Gambling Commission prosecute illegal gambling site targeting young football fans.
[dropcap]O[/dropcap]n Monday 6 February 2017, following a prosecution brought by the Gambling Commission, Dylan Rigby, 34, of Colchester, Essex, and Craig Douglas, 33, of Ilford, Essex, entered guilty pleas to offences under the Gambling Act 2005. Rigby was ordered to pay £174,000 in fines and costs, whilst Douglas was ordered to pay £91,000.
They admitted to being Directors of Game Gold Tradings Limited, a company which operated and advertised FutGalaxy.com – an unlicensed gambling website.
The District Judge, DJ McGarva described the offending as “very grave”. He concluded that children had been gambling on the site but that it was impossible to know how many had done so and what the effect of the criminality has been; that, he said, was the “real mischief”. Having been shown footage of a 12 year old boy gambling on the website, the Judge described what he had seen as “horrific”, adding that the video had “hit home to me how serious this is.”

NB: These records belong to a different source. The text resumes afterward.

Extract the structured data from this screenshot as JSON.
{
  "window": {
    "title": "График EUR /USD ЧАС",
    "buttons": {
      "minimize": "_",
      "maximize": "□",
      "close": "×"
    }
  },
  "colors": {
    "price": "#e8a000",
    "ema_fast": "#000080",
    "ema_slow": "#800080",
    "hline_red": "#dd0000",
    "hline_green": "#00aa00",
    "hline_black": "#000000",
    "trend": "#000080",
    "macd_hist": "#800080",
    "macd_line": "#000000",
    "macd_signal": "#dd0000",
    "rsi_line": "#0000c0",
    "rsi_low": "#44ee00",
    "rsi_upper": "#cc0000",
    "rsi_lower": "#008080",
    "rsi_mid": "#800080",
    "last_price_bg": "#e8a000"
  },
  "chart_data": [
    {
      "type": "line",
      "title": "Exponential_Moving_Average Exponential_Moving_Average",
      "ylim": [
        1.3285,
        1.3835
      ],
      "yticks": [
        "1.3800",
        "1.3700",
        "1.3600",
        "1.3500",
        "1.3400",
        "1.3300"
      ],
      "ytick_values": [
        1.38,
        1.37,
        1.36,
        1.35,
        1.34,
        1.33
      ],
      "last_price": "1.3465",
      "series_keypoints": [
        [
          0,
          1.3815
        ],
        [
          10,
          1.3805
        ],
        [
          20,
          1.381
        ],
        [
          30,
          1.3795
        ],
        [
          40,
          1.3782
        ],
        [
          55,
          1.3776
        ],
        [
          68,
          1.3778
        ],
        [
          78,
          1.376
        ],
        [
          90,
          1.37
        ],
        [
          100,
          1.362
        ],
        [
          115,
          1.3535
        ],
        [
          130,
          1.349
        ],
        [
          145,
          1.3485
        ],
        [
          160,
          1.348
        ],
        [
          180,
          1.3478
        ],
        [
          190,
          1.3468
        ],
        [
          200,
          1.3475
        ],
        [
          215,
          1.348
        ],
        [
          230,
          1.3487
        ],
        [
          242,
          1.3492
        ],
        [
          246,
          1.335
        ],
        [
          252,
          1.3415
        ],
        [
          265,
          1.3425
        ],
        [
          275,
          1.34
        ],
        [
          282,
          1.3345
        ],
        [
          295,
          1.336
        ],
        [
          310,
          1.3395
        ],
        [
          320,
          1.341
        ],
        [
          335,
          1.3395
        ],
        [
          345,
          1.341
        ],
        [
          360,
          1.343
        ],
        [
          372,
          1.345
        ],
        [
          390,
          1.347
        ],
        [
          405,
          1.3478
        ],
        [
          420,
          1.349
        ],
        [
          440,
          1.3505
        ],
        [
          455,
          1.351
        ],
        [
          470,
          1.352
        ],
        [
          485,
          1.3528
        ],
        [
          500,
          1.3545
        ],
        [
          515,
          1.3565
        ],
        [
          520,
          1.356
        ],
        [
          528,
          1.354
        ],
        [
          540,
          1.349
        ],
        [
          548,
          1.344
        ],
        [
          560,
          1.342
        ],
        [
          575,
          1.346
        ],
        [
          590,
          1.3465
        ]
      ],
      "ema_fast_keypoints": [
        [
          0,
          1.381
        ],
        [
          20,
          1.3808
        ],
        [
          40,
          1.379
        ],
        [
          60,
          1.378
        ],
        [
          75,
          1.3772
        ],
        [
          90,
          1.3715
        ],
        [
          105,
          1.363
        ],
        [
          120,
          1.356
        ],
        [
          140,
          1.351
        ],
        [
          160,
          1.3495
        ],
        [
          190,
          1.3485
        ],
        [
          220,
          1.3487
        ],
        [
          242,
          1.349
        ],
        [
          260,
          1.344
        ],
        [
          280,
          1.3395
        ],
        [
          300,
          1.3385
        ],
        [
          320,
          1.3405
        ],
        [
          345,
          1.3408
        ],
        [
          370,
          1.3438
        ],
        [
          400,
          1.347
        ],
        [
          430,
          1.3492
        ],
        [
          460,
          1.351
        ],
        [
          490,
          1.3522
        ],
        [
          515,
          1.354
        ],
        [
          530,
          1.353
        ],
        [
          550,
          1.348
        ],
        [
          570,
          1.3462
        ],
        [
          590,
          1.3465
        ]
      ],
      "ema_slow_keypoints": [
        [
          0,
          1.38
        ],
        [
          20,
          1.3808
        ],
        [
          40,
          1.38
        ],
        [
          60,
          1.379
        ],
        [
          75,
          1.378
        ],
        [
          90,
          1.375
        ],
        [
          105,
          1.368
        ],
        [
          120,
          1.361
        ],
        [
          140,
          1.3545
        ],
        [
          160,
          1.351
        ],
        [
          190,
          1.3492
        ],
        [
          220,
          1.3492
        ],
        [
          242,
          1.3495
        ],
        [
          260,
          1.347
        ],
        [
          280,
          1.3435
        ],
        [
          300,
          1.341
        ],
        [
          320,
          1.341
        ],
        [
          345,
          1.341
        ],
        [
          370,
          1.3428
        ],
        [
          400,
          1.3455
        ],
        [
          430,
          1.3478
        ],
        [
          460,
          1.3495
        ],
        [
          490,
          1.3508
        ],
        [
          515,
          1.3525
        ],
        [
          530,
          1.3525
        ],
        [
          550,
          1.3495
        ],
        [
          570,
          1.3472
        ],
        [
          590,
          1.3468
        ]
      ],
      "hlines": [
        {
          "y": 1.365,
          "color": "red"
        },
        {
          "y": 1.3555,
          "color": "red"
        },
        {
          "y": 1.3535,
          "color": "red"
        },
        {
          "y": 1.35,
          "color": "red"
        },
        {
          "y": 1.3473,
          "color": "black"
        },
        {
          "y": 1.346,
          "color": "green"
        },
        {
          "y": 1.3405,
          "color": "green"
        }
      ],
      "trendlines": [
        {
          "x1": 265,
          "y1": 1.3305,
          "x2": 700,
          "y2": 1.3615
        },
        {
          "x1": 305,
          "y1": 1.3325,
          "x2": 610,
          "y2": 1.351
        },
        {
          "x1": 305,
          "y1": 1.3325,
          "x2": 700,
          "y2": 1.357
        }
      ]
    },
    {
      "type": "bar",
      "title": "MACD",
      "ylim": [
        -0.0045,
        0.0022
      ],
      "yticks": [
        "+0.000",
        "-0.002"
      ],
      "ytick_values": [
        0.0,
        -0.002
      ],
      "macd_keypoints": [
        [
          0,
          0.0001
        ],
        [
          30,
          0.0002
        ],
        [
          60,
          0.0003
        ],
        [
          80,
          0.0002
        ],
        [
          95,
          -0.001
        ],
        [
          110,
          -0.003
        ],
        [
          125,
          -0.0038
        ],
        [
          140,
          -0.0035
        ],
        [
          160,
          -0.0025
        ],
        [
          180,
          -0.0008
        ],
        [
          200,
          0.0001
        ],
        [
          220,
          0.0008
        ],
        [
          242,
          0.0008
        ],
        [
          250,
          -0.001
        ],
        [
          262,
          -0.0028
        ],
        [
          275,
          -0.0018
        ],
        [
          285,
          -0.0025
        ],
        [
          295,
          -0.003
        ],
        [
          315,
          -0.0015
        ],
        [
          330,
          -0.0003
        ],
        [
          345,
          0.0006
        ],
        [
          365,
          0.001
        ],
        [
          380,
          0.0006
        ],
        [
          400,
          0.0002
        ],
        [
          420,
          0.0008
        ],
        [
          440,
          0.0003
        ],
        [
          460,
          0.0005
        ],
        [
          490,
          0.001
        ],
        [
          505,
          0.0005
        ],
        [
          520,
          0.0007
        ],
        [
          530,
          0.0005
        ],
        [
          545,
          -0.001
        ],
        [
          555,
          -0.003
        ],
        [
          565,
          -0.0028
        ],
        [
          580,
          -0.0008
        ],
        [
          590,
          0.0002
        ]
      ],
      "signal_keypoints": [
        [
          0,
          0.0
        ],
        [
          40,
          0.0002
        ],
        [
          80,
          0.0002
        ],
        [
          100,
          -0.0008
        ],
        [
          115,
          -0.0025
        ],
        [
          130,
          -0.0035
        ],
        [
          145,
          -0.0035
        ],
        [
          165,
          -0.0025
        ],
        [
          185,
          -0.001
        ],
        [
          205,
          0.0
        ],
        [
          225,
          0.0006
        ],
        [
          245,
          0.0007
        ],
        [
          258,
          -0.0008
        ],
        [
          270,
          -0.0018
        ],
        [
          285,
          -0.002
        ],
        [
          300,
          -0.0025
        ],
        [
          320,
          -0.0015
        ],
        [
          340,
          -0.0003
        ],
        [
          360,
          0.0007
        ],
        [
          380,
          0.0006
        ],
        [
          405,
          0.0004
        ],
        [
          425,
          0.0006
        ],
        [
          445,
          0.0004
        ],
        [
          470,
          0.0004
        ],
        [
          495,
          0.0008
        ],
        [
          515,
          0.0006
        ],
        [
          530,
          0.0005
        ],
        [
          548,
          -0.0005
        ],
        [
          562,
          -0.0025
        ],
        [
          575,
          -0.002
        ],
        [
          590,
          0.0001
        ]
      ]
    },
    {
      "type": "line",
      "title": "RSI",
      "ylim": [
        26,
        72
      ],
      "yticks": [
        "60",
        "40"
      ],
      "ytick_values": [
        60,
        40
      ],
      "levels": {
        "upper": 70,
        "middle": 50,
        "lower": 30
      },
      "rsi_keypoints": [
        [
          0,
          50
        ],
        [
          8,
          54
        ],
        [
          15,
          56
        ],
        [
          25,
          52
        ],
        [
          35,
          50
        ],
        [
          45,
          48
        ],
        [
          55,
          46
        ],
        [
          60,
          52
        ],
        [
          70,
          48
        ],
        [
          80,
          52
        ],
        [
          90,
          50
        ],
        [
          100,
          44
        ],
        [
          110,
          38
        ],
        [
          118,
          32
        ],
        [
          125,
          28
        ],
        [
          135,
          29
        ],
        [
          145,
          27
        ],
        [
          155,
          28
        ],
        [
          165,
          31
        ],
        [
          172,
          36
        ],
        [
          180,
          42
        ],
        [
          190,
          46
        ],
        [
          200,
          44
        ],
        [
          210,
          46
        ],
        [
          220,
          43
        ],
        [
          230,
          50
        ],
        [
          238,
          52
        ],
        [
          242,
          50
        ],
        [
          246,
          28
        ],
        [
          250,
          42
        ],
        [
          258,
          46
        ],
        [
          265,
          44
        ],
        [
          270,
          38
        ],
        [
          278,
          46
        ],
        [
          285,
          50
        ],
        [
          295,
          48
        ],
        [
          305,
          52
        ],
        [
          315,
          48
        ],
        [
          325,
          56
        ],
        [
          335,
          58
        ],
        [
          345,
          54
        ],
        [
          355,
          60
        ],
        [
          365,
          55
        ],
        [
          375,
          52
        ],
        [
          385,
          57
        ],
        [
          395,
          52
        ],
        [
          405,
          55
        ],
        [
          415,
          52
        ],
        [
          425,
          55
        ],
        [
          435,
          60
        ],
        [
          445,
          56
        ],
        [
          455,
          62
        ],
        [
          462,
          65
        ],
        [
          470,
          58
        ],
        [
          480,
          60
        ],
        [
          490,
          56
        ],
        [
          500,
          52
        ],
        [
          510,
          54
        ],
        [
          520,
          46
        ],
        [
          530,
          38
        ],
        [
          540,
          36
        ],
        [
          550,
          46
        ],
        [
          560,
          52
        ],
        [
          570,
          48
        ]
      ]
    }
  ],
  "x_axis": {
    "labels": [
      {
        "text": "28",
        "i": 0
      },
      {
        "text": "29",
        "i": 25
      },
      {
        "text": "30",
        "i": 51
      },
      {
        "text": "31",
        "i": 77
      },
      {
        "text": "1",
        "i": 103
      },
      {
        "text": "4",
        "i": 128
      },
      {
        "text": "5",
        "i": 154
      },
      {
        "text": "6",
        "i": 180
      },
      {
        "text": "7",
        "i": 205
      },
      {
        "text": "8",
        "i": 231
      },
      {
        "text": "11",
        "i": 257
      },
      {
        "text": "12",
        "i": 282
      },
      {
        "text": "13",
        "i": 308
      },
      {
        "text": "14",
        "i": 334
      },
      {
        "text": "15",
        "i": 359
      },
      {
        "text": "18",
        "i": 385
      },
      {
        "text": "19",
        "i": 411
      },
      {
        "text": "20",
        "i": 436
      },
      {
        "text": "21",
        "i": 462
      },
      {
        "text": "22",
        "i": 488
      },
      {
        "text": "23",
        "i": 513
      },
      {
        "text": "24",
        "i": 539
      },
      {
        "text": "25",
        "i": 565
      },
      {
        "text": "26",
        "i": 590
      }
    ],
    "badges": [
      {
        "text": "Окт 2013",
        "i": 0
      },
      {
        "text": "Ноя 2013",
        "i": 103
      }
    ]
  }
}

FutGalaxy.com, which has no official association with the FIFA series of games or EA Sports, allowed customers to buy virtual currency called FUT coins. Customers could then use those FUT coins to gamble. They could convert these into FIFA coins, which could in turn be sold for real money on an unauthorised secondary market in which Rigby also had an interest.
FutGalaxy.com offered gambling products including sports betting, a jackpot lottery style game, and a higher or lower style game. The full extent of the gambling operation facilitated and advertised by the defendants was revealed after the Commission executed search warrants at the defendants’ homes and seized a number of electronic devices and company documents.
Given the nature of the products offered by FutGalaxy.com the Commission was particularly concerned about its popularity amongst, and use by, children and young persons.
Sarah Harrison, Gambling Commission CEO, said: “This was one of the most serious cases that has been investigated and prosecuted by the Commission. Its gravity is reflected in the significant financial penalties imposed by the Judge. The defendants knew that the site was used by children and that their conduct was illegal but they turned a blind eye in order to achieve substantial profits. The effect on children of online gambling was rightly described by the Court as ‘horrific’ and ‘serious’.
“All websites offering gambling facilities in Britain must be licensed; it is the only way in which children and vulnerable people can be protected. This case demonstrates that we will use the full range of our statutory powers to investigate and prosecute individuals and companies who try to operate illegally.”